How can we ever be certain of what happened? All the time I’m uncovering facts that contradict my earlier knowledge in ways so blatant that it allows me to see that it’s not a model I’ve built: it’s a model I’ve been handed, and has been socially validated, and may or may not have anything to do with reality or what someone wants me to think about myself and my environment.

Many aspects of history are subtly manipulated in ways I’ve learned to identify over time, and which make me react intensely.

Attributing intent to people is one of those; defending actions in hindsight is another. It makes me want to see proof – that a certain intent was there, that a certain datum was there, that people demonstrated thinking with a certain pattern or using certain tools. But when I think about what kind of proof that would require, it is then that I feel helpless. See, because of my (hopefully healthy) dose of skepticism, I understand that I shouldn’t treat much of history as more than fables and fiction.

On the other hand, the effects of history are real. The effects of perceived history are just as real, although maybe not as intense. I think, then, that there is use for understanding what the world thinks of its own history, because that allows us to have a working model, a framework from which to work and communicate.

But we should be careful of the way we extrapolate, the way we apply the model to our current situations. Historic data we use as input for the way we think must be tested and considered “possibly wrong”, and the truthfulness we assign to it part of the model we’re working with.

So, I’m skeptic and mighty and have an unbreakable vow not to trust history? Not quite. I’m gullible with historical information – we all are, as humans are attuned to stories in their patterns of thinking and remembering. But I do take care when I have the opportunity to make a decision based on the past. Even for events in which I’ve been involved I try to get other versions, other sides to the story, to have better probability of understanding what truly was going on. On more than one occasion I’ve been surprised.

I acknowledge that this position is not very elegant; it imposes a huge burden upon the people looking back and looking forward, trying to make good choices. It seems questions the validity of basically everything we think we know about the past, although it actually only questions the accuracy of most of what we assume we know from the data we see… yes, not much better.

Nonetheless, I’d like to be proven wrong time and again. The way that’d work is by having a decision being taken on account of a model based in the understanding of what happened a some time ago, the further ago the better because accuracy dies over time. And have the decision work for reasons consistent with the model. I’ve seen this on many decisions taken from personal experience in management, software development, teaching, which tells me that many people really understand what they’re about in their daily work. It may be hard to set up a large scale experiment, but in the absence of data to validate our beliefs, we should acknowledge that lack instead of just defaulting to the most comfortable side

Low Energy

Perhaps like Bilbo missing his hat – not for the last time – I wonder now whether it was a good idea to commit to a full year of daily writing.

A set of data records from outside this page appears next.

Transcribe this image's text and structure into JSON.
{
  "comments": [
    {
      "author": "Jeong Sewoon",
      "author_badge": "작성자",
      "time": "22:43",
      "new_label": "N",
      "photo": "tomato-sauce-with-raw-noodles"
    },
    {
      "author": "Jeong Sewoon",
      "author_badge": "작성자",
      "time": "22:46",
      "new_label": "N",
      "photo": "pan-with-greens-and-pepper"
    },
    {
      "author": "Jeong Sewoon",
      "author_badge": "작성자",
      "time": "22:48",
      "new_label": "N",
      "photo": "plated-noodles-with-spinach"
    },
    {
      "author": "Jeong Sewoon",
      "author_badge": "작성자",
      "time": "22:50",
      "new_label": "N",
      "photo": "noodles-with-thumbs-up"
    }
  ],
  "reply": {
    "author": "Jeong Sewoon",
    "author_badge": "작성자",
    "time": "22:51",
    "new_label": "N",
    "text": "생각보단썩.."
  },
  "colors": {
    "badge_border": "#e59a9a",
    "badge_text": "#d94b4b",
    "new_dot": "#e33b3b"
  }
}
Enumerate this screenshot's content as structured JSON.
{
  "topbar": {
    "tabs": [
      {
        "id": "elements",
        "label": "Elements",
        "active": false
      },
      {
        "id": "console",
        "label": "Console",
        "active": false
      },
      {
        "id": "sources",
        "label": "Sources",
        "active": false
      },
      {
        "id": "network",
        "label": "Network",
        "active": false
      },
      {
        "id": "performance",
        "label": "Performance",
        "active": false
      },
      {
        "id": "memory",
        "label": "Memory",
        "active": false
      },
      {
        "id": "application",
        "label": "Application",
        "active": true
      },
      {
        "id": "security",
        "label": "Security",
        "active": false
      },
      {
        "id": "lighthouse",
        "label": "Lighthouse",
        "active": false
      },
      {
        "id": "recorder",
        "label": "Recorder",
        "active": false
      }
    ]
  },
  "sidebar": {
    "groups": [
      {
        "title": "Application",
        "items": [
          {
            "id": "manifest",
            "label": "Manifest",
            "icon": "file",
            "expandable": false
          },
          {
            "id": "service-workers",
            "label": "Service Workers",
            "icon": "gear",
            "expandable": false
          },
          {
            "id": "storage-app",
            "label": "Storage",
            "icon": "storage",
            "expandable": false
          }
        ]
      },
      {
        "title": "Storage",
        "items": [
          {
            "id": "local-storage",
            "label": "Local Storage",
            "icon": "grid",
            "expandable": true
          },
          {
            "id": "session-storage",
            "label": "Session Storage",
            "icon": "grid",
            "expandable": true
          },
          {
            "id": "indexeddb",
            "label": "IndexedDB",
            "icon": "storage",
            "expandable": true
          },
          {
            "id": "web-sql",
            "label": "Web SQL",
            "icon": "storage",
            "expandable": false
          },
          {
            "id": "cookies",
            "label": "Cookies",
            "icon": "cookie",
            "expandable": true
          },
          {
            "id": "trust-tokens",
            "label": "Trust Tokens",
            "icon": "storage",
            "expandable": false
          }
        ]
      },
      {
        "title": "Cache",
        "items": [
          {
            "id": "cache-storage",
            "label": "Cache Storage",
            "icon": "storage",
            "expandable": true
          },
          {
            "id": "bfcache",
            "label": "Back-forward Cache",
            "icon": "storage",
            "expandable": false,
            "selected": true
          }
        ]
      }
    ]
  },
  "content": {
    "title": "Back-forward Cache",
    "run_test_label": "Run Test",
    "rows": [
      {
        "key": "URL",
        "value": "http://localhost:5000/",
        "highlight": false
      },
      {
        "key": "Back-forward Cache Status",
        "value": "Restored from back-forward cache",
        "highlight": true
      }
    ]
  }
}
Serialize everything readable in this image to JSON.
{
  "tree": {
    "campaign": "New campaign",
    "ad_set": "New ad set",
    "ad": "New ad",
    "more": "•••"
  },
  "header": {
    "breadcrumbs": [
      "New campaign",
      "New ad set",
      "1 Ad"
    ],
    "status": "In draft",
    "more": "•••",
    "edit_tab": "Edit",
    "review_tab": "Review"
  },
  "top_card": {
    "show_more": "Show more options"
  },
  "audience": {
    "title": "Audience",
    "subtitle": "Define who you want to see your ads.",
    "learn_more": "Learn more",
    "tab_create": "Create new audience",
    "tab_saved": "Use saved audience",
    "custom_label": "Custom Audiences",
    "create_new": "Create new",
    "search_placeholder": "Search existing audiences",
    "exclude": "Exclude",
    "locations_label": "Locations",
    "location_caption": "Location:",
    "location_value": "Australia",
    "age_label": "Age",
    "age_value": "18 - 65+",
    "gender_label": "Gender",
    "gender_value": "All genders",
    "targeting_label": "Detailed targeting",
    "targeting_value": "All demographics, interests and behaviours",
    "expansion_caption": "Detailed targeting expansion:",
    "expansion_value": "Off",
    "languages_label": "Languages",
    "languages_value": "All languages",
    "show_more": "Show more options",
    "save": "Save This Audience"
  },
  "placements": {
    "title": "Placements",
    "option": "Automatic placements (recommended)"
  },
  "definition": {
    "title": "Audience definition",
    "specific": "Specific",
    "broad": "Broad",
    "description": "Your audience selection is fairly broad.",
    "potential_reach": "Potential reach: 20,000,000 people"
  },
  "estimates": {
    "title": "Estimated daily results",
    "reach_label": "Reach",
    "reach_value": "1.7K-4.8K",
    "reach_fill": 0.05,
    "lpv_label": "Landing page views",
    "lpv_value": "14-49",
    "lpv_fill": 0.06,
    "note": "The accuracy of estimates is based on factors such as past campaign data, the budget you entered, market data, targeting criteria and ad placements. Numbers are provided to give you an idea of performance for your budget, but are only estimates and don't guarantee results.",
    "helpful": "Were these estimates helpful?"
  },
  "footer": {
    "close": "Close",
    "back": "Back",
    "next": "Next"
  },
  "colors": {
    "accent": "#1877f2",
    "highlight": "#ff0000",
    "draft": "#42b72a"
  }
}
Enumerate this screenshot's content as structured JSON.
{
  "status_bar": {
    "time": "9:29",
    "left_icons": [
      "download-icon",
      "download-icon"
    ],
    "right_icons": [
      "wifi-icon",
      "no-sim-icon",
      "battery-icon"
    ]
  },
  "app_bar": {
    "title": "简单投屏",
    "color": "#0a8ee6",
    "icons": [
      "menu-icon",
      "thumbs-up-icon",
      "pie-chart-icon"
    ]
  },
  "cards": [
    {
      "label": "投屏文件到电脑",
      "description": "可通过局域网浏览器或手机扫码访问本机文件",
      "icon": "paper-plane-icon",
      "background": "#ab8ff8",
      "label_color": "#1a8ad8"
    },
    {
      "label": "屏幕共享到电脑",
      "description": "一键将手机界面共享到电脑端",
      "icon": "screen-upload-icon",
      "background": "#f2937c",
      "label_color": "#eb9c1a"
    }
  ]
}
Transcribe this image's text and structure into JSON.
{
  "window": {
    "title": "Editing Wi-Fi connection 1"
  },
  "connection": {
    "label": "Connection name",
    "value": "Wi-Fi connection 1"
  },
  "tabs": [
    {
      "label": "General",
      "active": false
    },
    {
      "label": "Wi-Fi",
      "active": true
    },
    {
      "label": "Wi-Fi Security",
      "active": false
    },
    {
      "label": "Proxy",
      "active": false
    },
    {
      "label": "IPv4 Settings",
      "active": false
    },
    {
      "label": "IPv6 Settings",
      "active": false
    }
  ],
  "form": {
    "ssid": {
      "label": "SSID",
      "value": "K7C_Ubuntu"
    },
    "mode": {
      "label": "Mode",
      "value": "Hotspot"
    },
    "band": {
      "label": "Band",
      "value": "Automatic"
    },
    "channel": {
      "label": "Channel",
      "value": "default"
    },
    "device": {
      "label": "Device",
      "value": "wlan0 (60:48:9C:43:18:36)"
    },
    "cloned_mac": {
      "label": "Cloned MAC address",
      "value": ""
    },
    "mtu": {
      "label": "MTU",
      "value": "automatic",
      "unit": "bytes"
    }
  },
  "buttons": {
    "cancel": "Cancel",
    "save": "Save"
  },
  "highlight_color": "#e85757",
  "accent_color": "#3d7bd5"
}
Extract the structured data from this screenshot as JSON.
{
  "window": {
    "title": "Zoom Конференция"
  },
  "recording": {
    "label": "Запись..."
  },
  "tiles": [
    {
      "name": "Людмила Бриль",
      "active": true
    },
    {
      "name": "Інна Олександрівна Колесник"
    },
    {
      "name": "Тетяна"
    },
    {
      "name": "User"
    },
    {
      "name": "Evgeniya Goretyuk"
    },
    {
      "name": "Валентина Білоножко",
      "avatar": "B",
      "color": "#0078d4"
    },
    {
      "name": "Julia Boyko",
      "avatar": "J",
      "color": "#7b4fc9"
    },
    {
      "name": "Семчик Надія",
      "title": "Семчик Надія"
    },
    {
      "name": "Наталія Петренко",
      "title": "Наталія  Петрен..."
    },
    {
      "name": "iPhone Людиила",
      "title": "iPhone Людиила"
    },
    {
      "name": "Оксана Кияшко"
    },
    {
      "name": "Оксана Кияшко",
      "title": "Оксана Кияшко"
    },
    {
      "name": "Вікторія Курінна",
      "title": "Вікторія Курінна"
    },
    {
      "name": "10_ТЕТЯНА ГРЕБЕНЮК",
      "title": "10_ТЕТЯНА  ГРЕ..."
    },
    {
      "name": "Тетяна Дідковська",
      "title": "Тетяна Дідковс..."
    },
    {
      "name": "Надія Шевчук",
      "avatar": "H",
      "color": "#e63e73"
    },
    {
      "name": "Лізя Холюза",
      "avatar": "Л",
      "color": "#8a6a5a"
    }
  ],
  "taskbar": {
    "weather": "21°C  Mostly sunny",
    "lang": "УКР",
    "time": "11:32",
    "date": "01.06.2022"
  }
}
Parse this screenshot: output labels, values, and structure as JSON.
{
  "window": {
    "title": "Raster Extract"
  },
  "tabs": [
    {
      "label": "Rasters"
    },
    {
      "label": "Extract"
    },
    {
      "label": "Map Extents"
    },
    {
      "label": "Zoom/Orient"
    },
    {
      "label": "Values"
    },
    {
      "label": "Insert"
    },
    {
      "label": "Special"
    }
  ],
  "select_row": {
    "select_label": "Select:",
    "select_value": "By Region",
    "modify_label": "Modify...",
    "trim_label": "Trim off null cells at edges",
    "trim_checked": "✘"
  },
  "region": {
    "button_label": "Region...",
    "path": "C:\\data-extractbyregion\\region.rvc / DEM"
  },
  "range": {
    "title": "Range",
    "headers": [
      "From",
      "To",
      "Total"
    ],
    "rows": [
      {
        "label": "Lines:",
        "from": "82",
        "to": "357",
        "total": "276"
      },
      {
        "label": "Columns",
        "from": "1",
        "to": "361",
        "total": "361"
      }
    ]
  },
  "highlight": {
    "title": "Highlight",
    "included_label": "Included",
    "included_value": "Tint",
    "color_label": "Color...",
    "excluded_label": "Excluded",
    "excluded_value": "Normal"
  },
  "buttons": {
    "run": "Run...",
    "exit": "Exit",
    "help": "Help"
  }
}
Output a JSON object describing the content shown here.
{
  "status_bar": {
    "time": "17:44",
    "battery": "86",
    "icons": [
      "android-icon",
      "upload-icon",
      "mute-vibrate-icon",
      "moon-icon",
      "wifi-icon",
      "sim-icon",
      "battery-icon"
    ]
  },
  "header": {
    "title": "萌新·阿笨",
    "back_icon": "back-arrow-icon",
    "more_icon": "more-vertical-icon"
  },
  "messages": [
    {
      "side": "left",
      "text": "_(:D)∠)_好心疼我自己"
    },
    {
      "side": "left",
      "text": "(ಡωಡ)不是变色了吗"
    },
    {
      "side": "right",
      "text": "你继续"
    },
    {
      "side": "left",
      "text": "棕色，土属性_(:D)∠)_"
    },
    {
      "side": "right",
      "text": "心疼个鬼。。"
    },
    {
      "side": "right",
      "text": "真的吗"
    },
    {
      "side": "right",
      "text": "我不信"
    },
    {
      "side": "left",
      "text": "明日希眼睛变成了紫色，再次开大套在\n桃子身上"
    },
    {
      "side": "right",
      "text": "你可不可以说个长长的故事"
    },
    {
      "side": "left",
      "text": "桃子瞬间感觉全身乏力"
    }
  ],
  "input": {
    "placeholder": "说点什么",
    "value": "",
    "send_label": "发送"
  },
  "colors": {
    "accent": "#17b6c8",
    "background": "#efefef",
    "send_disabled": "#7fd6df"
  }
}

Although most of the content comes from personal experience, meaning I mostly consult sources to double check as opposed to for original research, it’s a heavy drain on the time and energy I have available.

This poses a serious threat to my desire of sustained output (in writing) and increased output (in code), and I need to deal with it.

Playing around with my sleep schedule may help, as could also playing around with my eating habits. The former is a bit hard to achieve due to a fixed daily work schedule and traffic.

In any case, I will run some experiments – I’ll try having a bigger breakfast, for instance, and see how it goes.

Today’s text was supposed to deal with Java enums, but my energy was too low to do it. I increased my at-home work-to-leisure ratio, which accounts for this drastic drop, although I’ve been tolerating a mild beating in the last few days. Tomorrow will be a new day, I suppose, and I hope to cover the intended topic.

Thanks for reading.